The White House says President Bush wants a diplomatic solution to North Korea's admission that it has a secret nuclear weapons program. The administration says Pyongyang's nuclear weapons are not as great a threat as weapons of mass destruction in Iraq.
Spokesman Scott McClellan says President Bush found North Korea's admission "troubling, sobering news" and plans to discuss the issue in talks next week with Chinese President Jiang Zemin. Mr. McClellan told reporters that the president wants a "peaceful solution" to North Korean arms programs and has decided to address the issue through private, diplomatic channels.
The president is not expected to mention North Korea in campaigning for Republican candidates in the southern states of Georgia and Florida. In his State of the Union address, President Bush said North Korea, Iran and Iraq were part of an "axis of evil" that could help terrorists acquire weapons of mass destruction.

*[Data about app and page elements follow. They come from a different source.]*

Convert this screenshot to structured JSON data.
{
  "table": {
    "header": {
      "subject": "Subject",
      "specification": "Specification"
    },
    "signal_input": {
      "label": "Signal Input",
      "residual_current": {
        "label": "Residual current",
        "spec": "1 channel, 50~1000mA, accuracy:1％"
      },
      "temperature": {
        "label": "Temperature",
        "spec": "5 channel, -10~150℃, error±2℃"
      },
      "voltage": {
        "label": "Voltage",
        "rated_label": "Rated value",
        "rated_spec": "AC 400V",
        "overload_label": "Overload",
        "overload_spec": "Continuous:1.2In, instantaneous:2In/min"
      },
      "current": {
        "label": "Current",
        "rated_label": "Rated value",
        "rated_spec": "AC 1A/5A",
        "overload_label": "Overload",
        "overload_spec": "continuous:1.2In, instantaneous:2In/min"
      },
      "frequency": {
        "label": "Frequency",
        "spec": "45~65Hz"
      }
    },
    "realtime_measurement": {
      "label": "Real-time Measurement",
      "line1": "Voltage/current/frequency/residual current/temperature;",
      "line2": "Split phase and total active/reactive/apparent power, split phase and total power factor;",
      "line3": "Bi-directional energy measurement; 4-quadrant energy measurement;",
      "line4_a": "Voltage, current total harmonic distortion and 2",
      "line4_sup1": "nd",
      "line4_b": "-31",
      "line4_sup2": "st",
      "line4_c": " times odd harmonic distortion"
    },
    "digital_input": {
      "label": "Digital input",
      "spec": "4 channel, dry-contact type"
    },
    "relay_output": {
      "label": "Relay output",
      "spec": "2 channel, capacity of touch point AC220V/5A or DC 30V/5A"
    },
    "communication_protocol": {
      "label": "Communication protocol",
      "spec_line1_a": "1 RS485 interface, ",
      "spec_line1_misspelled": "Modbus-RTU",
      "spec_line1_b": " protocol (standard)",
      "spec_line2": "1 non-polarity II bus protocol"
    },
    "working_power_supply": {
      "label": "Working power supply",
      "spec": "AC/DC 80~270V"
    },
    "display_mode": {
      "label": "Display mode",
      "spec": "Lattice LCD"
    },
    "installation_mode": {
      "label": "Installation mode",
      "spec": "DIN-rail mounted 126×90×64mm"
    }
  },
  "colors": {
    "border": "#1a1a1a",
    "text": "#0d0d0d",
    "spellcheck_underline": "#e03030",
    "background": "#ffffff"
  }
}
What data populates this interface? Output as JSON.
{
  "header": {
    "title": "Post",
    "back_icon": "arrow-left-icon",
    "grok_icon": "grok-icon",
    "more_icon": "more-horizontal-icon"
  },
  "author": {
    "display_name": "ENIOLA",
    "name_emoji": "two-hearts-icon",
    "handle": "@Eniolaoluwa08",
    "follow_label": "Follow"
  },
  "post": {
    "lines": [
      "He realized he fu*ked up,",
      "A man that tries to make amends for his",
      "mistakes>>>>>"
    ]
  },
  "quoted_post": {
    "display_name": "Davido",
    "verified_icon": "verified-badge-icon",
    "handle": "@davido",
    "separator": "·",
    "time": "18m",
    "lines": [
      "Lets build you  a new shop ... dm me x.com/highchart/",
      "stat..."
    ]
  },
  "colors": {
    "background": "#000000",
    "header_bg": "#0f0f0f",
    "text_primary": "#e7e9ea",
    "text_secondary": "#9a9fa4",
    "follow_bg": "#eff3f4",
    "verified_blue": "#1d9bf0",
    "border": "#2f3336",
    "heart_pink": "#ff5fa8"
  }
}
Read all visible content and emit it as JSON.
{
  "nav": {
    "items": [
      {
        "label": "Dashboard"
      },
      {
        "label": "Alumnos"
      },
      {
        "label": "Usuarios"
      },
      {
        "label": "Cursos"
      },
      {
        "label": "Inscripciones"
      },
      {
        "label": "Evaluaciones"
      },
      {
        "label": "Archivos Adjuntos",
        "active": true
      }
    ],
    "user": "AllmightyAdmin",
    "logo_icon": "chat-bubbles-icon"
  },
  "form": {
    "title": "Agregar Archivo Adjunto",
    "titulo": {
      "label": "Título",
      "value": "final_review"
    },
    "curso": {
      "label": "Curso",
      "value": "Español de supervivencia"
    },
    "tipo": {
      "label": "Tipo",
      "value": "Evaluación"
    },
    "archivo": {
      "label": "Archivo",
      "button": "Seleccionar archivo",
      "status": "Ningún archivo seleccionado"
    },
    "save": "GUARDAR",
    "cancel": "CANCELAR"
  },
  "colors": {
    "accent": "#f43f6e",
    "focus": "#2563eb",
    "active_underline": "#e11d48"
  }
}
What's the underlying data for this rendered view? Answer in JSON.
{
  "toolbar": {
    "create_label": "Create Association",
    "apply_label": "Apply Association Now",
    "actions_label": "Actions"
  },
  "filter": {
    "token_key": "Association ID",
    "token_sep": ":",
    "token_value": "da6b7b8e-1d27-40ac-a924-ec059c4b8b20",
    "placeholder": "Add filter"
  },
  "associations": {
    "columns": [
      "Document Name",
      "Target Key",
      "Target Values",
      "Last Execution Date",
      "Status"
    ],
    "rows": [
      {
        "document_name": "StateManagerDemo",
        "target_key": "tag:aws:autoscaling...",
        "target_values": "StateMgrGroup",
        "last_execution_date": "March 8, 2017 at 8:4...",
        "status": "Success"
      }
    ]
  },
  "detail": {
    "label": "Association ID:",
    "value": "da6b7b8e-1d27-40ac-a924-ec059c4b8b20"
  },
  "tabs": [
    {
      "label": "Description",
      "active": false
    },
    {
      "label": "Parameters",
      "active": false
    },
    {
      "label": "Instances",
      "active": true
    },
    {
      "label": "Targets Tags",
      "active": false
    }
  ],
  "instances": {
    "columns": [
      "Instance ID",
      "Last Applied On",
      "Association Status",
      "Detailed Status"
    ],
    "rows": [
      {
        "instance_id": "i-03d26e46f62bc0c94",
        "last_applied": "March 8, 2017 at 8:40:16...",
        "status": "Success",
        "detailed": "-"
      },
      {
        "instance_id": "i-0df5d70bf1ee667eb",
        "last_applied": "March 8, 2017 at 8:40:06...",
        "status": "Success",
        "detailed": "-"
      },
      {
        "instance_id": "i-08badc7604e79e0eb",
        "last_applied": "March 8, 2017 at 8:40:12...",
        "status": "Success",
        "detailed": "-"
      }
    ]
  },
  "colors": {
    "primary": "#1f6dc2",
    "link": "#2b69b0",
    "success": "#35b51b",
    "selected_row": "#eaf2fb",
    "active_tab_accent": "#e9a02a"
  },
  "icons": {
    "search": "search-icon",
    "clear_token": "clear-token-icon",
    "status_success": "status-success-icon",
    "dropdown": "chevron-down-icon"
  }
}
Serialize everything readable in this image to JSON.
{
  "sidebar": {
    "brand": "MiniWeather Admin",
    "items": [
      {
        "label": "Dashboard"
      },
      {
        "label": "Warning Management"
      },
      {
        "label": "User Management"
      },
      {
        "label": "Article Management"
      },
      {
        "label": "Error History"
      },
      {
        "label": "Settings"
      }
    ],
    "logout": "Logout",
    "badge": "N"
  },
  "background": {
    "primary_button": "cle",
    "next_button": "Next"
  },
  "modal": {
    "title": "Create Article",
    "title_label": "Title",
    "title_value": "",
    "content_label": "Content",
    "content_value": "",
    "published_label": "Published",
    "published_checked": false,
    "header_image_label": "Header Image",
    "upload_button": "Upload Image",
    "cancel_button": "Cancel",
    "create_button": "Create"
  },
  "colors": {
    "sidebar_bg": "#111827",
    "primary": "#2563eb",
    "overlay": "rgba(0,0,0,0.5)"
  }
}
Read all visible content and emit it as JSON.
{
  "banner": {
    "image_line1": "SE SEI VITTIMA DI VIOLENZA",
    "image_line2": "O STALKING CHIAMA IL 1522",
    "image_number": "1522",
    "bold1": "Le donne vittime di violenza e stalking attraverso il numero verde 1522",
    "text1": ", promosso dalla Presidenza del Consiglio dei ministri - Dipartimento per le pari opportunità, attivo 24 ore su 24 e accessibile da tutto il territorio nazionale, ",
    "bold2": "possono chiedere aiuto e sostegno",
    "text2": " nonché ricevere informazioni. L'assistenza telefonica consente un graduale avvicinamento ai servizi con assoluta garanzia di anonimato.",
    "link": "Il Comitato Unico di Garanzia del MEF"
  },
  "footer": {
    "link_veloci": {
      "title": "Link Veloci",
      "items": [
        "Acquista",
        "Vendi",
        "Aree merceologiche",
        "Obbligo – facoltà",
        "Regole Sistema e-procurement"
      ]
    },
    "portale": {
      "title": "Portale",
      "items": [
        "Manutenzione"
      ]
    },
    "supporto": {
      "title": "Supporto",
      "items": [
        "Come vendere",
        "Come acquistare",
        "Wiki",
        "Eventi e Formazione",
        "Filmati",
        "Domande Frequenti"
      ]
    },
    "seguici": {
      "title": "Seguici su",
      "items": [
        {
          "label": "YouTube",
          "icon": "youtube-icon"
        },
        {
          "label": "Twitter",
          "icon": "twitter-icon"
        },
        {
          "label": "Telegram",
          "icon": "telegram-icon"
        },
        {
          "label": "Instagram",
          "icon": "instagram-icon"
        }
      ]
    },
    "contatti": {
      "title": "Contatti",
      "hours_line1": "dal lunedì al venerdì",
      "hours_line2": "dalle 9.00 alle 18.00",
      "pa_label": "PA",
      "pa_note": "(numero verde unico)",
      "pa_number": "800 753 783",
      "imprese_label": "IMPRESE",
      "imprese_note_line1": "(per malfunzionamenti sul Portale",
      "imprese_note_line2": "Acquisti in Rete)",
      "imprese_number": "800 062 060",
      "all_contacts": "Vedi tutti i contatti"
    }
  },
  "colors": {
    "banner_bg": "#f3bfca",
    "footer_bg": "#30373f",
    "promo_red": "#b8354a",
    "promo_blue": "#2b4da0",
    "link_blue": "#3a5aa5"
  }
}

Mr. McClellan drew a distinction between North Korea and Iraq, saying they are "different regions, different circumstances."
Mr. McClellan said the United States and its allies want North Korea to comply with nuclear nonproliferation commitments and eliminate its weapons program in a "verifiable manner."
Under a 1994 accord with the United States, North Korea was to have scrapped its nuclear weapons program in exchange for nuclear power plants and other aid.
After a two-year break, the United States and North Korea resumed high-level security talks earlier this month. It was during those discussions that U.S. officials say North Korea admitted to its nuclear program when confronted by Assistant Secretary of State James Kelly.
After he left, Korean officials called Mr. Kelley "high-handed and arrogant."
Meanwhile, a commentary on state-run North Korean radio has accused Washington of pursuing a "hostile policy" aimed at bringing the North to its knees by distorting the truth about its weapons programs.